In the past, neighbouring Thailand and Malaysia have not allowed Rohingya refugees to land and have pushed them back out to sea. Indonesia has also repeatedly tried to refuse refugees the right to land before relenting, something that Fan said was also a violation of Indonesian law.

“It goes against Indonesian Presidential Decree 125 of 2016,” she said.

“Indonesia has a legal framework for the disembarkation of refugees and emergency response. It is far from perfect but it is a very important humanitarian law and it should be respected.”

In the past, Indonesia has also repeatedly tried to refuse refugees the right to land before relenting, something that refugee rights advocates said was a violation of Indonesian and international laws [Photo courtesy of Geutanyoe Foundation]

Article 9 of the Indonesian Presidential Decree 125/2016 states that refugees, who are found in an emergency situation at sea, should be given emergency aid and allowed to land on Indonesian soil if they are in danger.

The Rohingya are one of the most persecuted minorities in the world and have faced mass killings in Myanmar for decades, causing thousands to flee to refugee camps in Bangladesh or other countries such as Malaysia, Thailand and Indonesia.

Indonesia is not a signatory of the 1951 Refugee Convention or the ensuing Refugee Protocol of 1967, which means that refugees are not allowed to resettle permanently in the country.

“The authorities always try to push refugees back, except if there is pressure from NGOs, locals or the media,” said Nasier Husein, a documentary filmmaker based in Lhokseumawe in Aceh.

Previously, refugees have been able to land in Aceh following interventions by the residents, including fishers – something that happened again this time.

Following the latest discovery of the boat in waters off the coast of Bireuen, fishers demonstrated on the beach and tried to reason with the local authorities to allow the refugees ashore.

“Following past arrivals of three boats in 2020 and 2021, local refugee task force structures have been established in Aceh, and a temporary reception site/compound remains prepared to receive arrivals through the work of IOM and partners,” stated Louis Hoffmann, IOM’s Chief of Mission in Indonesia said in a statement.

Along with the UNHCR registration process, IOM and partners also provide the refugees with shelter, bedding, food and psycho-social support, Hoffmann said.

The latest refugees, who have been at sea for more than a month, will be temporarily housed in Aceh before being brought to the provincial capital, Medan, where other Rohingya refugees are based, including Gura Amin.

“I am grateful to the Indonesian government [for allowing them to land],” he said.

“That will have saved their lives.”

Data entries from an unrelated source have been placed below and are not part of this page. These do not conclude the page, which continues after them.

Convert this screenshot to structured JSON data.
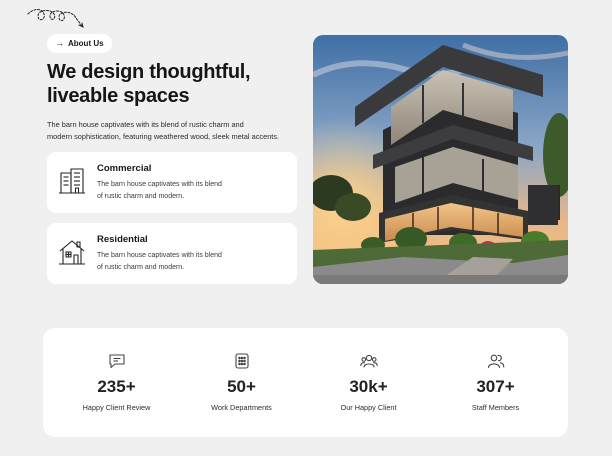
{
  "badge": {
    "label": "About Us",
    "icon": "arrow-right-icon"
  },
  "hero": {
    "headline_line1": "We design thoughtful,",
    "headline_line2": "liveable spaces",
    "intro_line1": "The barn house captivates with its blend of rustic charm and",
    "intro_line2": "modern sophistication, featuring weathered wood, sleek metal accents."
  },
  "services": [
    {
      "title": "Commercial",
      "desc_line1": "The barn house captivates with its blend",
      "desc_line2": "of rustic charm and modern.",
      "icon": "office-building-icon"
    },
    {
      "title": "Residential",
      "desc_line1": "The barn house captivates with its blend",
      "desc_line2": "of rustic charm and modern.",
      "icon": "house-icon"
    }
  ],
  "stats": [
    {
      "value": "235+",
      "label": "Happy Client Review",
      "icon": "chat-bubble-icon"
    },
    {
      "value": "50+",
      "label": "Work Departments",
      "icon": "building-grid-icon"
    },
    {
      "value": "30k+",
      "label": "Our Happy Client",
      "icon": "users-icon"
    },
    {
      "value": "307+",
      "label": "Staff Members",
      "icon": "user-group-icon"
    }
  ],
  "colors": {
    "background": "#f0f0f0",
    "card": "#ffffff",
    "text": "#161616"
  }
}
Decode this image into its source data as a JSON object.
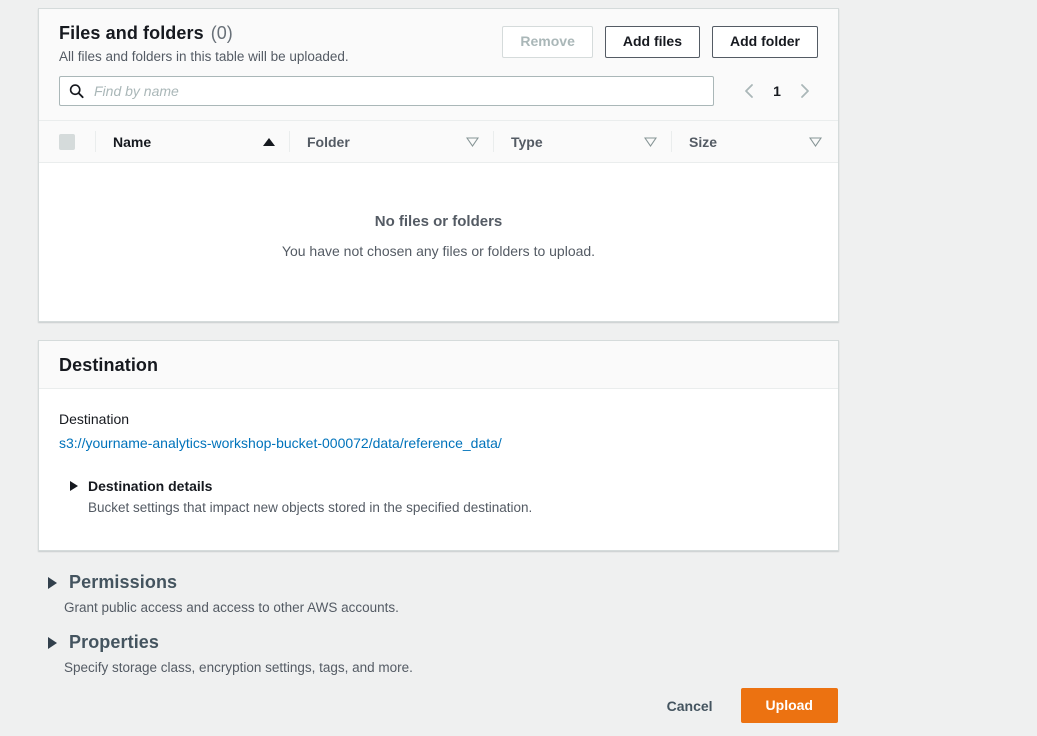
{
  "files_panel": {
    "title": "Files and folders",
    "count": "(0)",
    "subtitle": "All files and folders in this table will be uploaded.",
    "buttons": {
      "remove": "Remove",
      "add_files": "Add files",
      "add_folder": "Add folder"
    },
    "search": {
      "placeholder": "Find by name",
      "value": "",
      "icon": "search-icon"
    },
    "pagination": {
      "prev_icon": "chevron-left-icon",
      "next_icon": "chevron-right-icon",
      "current_page": "1"
    },
    "table": {
      "columns": [
        {
          "label": "Name",
          "sort_icon": "sort-ascending-icon",
          "sorted": true
        },
        {
          "label": "Folder",
          "sort_icon": "sort-descending-icon",
          "sorted": false
        },
        {
          "label": "Type",
          "sort_icon": "sort-descending-icon",
          "sorted": false
        },
        {
          "label": "Size",
          "sort_icon": "sort-descending-icon",
          "sorted": false
        }
      ],
      "select_all_checkbox": {
        "checked": false,
        "disabled": true
      },
      "rows": [],
      "empty_title": "No files or folders",
      "empty_subtitle": "You have not chosen any files or folders to upload."
    }
  },
  "destination_panel": {
    "header_title": "Destination",
    "field_label": "Destination",
    "destination_uri": "s3://yourname-analytics-workshop-bucket-000072/data/reference_data/",
    "details_expander": {
      "icon": "triangle-right-icon",
      "title": "Destination details",
      "description": "Bucket settings that impact new objects stored in the specified destination.",
      "expanded": false
    }
  },
  "permissions_section": {
    "icon": "triangle-right-icon",
    "title": "Permissions",
    "description": "Grant public access and access to other AWS accounts.",
    "expanded": false
  },
  "properties_section": {
    "icon": "triangle-right-icon",
    "title": "Properties",
    "description": "Specify storage class, encryption settings, tags, and more.",
    "expanded": false
  },
  "footer": {
    "cancel_label": "Cancel",
    "upload_label": "Upload"
  },
  "colors": {
    "accent_orange": "#ec7211",
    "link_blue": "#0073bb",
    "page_background": "#eff0f0",
    "card_header_background": "#fafafa",
    "border": "#d5dbdb"
  }
}
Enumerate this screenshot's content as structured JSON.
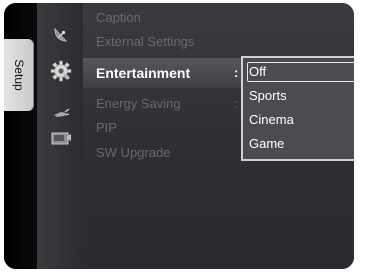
{
  "tab": {
    "label": "Setup"
  },
  "menu": {
    "items": [
      {
        "label": "Caption"
      },
      {
        "label": "External Settings"
      },
      {
        "label": "Entertainment",
        "value_prefix": ":"
      },
      {
        "label": "Energy Saving",
        "value_prefix": ":"
      },
      {
        "label": "PIP"
      },
      {
        "label": "SW Upgrade"
      }
    ]
  },
  "dropdown": {
    "options": [
      "Off",
      "Sports",
      "Cinema",
      "Game"
    ],
    "selected": "Off"
  },
  "icons": [
    "satellite-dish-icon",
    "gear-icon",
    "plug-icon",
    "input-source-icon"
  ],
  "colors": {
    "active_text": "#ffffff",
    "inactive_text": "#6a6a6a",
    "panel": "#3a3b3e"
  }
}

Indonesia is not a signatory of the 1951 Refugee Convention or the ensuing Refugee Protocol of 1967, which means that refugees are not allowed to resettle permanently in the country [Photo Courtesy of the Geutanyoe Foundation]